[Collected data entries]

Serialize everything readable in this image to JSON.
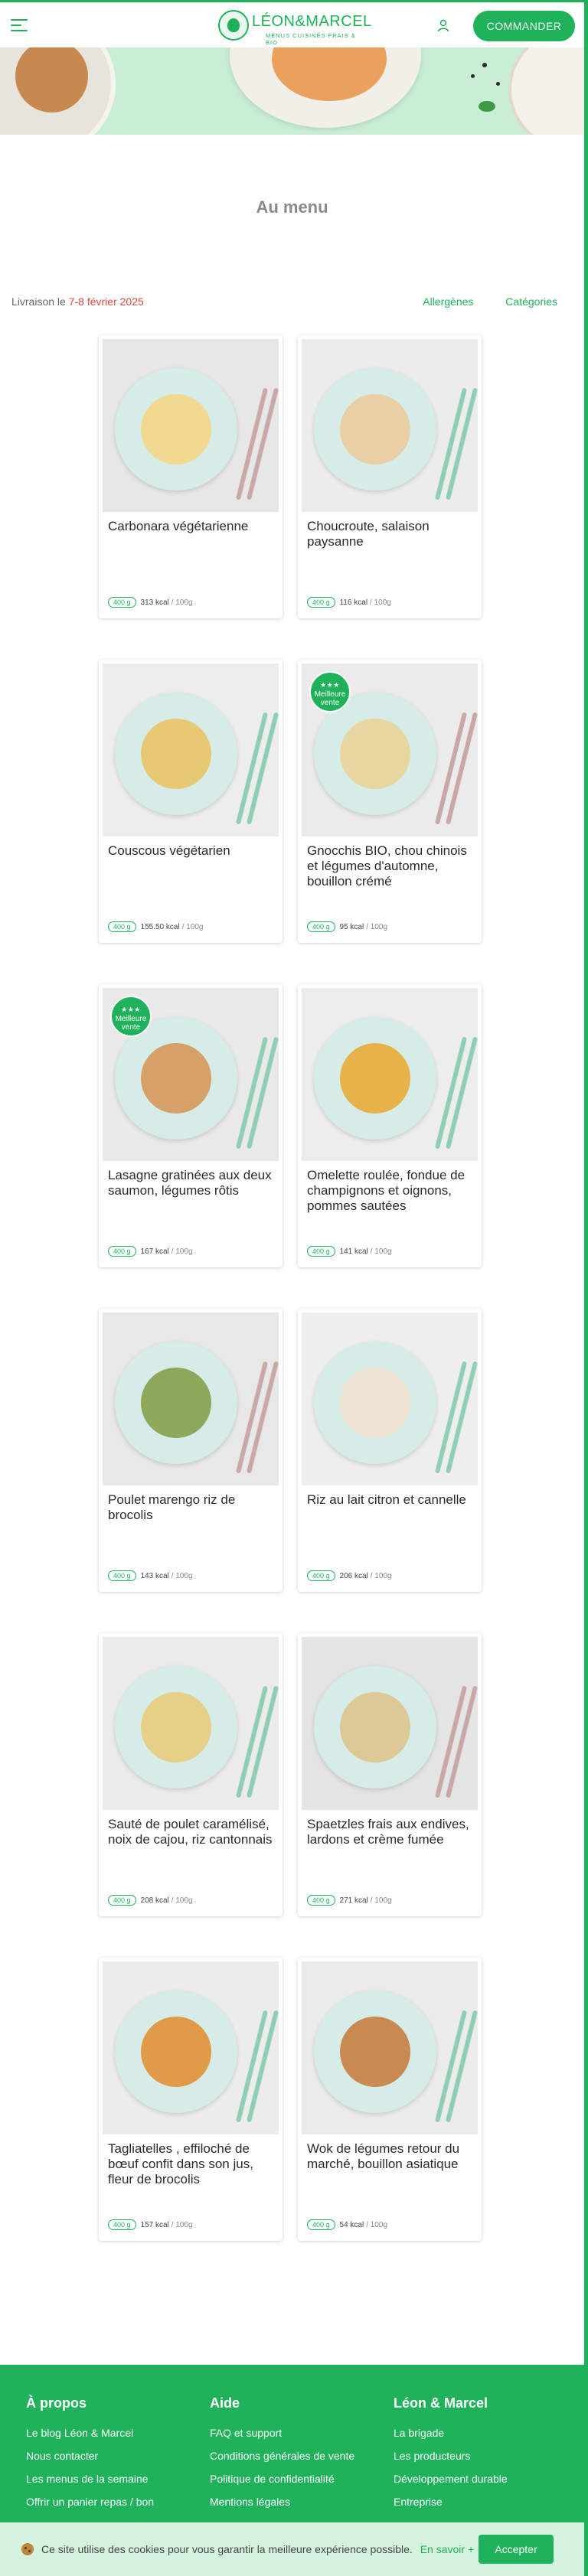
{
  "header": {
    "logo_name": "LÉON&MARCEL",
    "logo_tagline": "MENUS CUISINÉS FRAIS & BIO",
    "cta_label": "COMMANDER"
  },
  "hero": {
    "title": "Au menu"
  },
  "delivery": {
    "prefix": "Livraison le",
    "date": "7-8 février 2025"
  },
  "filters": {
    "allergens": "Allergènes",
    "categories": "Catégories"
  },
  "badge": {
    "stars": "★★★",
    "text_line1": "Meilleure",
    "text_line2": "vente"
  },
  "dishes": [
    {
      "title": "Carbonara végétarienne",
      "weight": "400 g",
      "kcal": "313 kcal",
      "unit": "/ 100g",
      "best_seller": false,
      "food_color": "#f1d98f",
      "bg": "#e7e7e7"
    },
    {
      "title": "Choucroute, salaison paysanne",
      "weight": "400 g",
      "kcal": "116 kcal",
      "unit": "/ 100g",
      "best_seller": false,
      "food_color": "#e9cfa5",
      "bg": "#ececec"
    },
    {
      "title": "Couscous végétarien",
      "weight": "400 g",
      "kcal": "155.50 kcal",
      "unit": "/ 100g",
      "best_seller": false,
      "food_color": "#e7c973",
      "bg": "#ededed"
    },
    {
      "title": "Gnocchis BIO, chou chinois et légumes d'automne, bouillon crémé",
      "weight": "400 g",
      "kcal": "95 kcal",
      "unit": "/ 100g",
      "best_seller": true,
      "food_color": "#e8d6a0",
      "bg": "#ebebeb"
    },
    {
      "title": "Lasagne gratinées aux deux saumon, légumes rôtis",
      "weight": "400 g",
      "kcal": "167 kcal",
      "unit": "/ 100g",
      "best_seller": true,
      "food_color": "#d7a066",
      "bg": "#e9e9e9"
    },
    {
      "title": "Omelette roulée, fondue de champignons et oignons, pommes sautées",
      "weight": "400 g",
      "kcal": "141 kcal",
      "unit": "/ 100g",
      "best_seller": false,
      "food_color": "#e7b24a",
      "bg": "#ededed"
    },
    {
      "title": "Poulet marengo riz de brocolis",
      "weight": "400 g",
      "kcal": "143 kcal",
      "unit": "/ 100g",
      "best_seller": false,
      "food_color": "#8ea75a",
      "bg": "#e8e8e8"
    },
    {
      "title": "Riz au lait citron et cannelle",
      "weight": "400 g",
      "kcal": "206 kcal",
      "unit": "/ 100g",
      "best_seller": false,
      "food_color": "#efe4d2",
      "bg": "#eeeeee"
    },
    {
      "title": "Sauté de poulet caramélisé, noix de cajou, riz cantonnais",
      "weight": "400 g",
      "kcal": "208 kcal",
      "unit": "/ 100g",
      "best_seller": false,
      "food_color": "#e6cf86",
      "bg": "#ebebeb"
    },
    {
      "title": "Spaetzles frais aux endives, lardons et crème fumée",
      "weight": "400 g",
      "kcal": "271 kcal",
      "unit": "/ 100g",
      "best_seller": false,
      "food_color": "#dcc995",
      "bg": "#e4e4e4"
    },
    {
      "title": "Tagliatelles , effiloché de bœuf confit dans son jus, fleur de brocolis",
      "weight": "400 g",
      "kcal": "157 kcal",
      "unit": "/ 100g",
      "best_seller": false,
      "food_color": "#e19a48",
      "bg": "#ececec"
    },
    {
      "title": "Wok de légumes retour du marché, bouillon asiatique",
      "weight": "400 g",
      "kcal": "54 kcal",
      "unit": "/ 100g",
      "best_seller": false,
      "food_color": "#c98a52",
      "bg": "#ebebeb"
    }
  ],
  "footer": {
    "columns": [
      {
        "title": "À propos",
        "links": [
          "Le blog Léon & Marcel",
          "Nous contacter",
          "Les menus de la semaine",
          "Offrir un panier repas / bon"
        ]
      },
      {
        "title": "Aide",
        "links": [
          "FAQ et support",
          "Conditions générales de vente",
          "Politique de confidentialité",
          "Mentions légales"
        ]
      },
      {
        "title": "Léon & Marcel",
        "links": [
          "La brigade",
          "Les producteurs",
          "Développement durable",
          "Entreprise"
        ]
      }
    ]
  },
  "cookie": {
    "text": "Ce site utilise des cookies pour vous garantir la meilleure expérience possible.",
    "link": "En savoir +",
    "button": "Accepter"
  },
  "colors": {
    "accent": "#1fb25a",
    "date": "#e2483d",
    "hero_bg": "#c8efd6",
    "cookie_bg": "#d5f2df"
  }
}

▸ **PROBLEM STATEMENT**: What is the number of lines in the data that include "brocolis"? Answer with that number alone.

▸ **EXERCISE OUTPUT**: 2